If you’re having a boy, you need to talk about circumcision. If you have cultural or religious traditions guiding you, the decision may be easy. If not, do some research and talk to your pediatrician about options.
Pay attention to changes in your breasts. Yes, they’ve gotten bigger and more tender, but you may also notice concerning lumps. However, your chances of having breast cancer now are rare.
Instead, you may be reassured by the fact that lumps are common in the third trimester. In any case, if you have them, get them checked at your next appointment, just to be sure.
Your baby is absorbing more iron now than ever, so make sure you increase your intake and take a supplement. Vitamin C can also increase iron absorption, so consuming both at once is a great strategy.
Avoid fish oil supplements. They have DHA that supports healthy brain development, but so should your prenatal vitamins and the salmon you’re eating. Fish oil supplements have some substances that may not be safe, and they’re not very easy on the stomach, either.
Your skin is much more sensitive now than it ever has been. You may have heat rash, irritation, dry skin, and a lot of itching. Your hormones, as well as stretching skin, make you prone to these discomforts.
You’re sensitive to plenty of things, including the soap you’ve always used, sun, food, and heat. Use calamine lotion for itching, cool compresses for heat rash, and lotion for dryness. Make sure you avoid products with added scents and other chemicals to prevent further irritation.
If your baby is Rh-positive and you are Rh-negative, that could be a problem. Ask your doctor if you should be concerned about it. If it happens, you’ll need an injection during week 28 to stop antibodies from developing.
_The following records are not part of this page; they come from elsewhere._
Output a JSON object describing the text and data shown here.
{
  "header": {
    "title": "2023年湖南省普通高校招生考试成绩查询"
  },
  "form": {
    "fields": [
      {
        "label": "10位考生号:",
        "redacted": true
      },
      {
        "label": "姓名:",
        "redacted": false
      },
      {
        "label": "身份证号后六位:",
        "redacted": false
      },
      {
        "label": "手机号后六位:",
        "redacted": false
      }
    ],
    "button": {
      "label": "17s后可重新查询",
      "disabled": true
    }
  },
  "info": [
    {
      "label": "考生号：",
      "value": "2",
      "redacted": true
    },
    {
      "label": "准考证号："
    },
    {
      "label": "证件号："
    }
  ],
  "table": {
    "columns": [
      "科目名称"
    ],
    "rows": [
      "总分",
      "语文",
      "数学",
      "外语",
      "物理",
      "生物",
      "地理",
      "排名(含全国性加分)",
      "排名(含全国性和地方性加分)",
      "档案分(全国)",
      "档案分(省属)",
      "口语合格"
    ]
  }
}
About The Author
Kids, chai latte’s, blueberry muffins, and reading way too many books… That pretty much sums up Louise. She’s also passionate about giving back to the community, in this case through this site, finding and answering questions about parenting.